I just typed up a bunch of thoughts on the use or ommission of the word "the" before a noun (in this case, "he took me to hospital") as part of an email dialogue on liguistics and copyediting Emerald City. I thought I would share.
I might say "rush me to the local hospital" if I wanted to indicate a specific place, but being "in hospital" is a general condition entirely separate from which particular hospital you are in.
And thus one might use the general English construction, "being in a hospital" or otherwise the generic "a" instead of the specific "the" (though in the case of American usage, "the hospital" is generally taken to mean any hospital already). It does compare favorably to "being in bed" and "going to bed" just as in "going to jail" but it seems pernicious as a general trend. In a newspaper article I read recently, "the" was dropped in two cases, one of which was in reference to the city government. In Canada they don't use "the" in reference to Hospital or University, but on the other hand they do use it for freeway titles ("Take the 401 to Toronto" vs. our more common "Take I-75 to Toledo"). "I was up at University today." does seem weird when living in a town with two universities, I must say.
Bill was arguing that in the cases where dropping the "the" feels natural, there is also some implication of a verb within the noun. When you go to jail, you are also being jailed. We would say "we were going to the jail" if we were talking about a vist for some purpose other than to be incarcerated. Similarly "go to bed" means bedding down and (usually) going to sleep. There is an assumed verb that follows with the place. When a parent tells a child to go to bed, they don't mean "go upstairs and bounce on your bed while playing loud music or, usually, even "go read late into the night." They mean go to bed to sleep.
Go to market is another example. A market is a fairly simple place and you either go there to buy or sell things, one of which is implied in "we're going to market" (taking something to market leads to marketing it) - "we're going to school" also suggests that on arrival the speaker will be subject to some schooling. A parent would say "I went to the school today" when talking about another type of visit. It's an interesting theory, I think. And in this interpretation "I'm going to University today" might then make sense if the speaker is a student and University is considered synonymous with school.
As for a Hospital, well, it's complex, and there isn't anything you do at the hospital that uses some form of the word hospital as a verb, unless you stay there.
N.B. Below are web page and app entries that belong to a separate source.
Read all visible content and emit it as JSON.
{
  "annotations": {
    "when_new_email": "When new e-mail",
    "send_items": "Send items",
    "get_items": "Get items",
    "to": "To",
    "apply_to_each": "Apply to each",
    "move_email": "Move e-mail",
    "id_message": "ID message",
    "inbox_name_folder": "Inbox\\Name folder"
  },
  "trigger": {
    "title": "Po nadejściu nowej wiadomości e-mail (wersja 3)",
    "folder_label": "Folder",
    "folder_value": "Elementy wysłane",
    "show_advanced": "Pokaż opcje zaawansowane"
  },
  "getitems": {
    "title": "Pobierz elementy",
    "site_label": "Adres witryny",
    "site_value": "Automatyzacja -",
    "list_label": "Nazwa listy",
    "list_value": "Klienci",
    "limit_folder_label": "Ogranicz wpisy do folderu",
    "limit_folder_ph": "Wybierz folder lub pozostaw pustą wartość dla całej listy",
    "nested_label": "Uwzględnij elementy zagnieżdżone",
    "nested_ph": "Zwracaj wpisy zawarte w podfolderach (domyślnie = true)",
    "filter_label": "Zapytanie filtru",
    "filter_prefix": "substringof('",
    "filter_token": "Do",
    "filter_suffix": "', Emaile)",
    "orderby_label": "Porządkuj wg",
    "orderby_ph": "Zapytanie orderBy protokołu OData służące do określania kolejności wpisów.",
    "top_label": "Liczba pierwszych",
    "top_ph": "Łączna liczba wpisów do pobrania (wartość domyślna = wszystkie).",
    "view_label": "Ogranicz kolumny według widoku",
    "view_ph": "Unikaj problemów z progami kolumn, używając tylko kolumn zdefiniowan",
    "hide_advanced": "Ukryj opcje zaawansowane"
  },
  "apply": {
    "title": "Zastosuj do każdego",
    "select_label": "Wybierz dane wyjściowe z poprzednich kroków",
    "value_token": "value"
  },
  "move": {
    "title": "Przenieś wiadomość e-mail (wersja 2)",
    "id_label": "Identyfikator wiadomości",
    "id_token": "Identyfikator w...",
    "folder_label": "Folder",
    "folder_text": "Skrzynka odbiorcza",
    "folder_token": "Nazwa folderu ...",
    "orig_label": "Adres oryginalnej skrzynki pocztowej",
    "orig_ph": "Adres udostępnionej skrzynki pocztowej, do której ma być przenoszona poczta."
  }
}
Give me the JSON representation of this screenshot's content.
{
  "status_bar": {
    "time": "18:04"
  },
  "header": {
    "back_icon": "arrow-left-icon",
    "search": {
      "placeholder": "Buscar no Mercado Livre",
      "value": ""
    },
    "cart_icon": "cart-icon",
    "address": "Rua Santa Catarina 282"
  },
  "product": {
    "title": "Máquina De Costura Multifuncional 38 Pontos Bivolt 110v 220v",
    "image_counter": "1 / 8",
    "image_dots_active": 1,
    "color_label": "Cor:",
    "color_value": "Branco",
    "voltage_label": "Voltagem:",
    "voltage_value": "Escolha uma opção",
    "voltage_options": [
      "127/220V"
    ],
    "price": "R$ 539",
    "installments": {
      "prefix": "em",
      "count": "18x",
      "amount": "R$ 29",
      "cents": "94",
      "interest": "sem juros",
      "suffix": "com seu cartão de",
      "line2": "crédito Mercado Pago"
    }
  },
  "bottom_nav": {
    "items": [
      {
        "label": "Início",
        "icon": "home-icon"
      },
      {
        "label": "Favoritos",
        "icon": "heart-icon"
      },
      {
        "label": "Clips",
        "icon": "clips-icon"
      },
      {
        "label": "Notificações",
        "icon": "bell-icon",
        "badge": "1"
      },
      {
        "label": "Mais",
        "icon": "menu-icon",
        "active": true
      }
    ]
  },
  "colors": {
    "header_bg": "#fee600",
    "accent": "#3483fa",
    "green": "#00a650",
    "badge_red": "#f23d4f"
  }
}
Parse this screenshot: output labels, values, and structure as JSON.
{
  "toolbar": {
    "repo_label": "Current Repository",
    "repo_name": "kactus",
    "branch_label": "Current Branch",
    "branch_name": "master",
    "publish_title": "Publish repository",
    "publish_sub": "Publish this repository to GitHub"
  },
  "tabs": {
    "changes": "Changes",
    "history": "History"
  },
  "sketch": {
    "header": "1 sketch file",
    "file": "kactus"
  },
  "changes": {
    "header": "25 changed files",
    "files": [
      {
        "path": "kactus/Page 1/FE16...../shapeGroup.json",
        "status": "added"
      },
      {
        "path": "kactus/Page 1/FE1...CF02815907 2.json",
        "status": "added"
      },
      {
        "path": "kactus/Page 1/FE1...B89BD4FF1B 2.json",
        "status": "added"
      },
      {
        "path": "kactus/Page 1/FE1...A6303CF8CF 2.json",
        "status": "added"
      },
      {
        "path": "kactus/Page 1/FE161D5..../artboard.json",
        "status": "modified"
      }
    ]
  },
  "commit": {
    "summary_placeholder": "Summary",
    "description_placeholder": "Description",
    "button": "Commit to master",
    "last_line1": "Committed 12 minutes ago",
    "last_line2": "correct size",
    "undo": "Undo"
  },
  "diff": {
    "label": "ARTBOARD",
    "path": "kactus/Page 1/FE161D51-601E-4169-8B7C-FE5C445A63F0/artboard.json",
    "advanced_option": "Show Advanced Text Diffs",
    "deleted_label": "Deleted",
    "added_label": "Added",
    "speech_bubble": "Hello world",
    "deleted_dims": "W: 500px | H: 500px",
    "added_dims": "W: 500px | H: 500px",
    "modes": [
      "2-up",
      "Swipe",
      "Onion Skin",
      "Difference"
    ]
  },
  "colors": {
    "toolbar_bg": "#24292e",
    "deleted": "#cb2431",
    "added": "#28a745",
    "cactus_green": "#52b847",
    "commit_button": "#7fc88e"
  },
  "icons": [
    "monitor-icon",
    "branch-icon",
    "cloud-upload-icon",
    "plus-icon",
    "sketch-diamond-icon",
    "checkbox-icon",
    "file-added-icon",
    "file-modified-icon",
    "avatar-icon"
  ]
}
Being hospitalized is a term we tend to reserve for an extended stay, and that's not what you meant.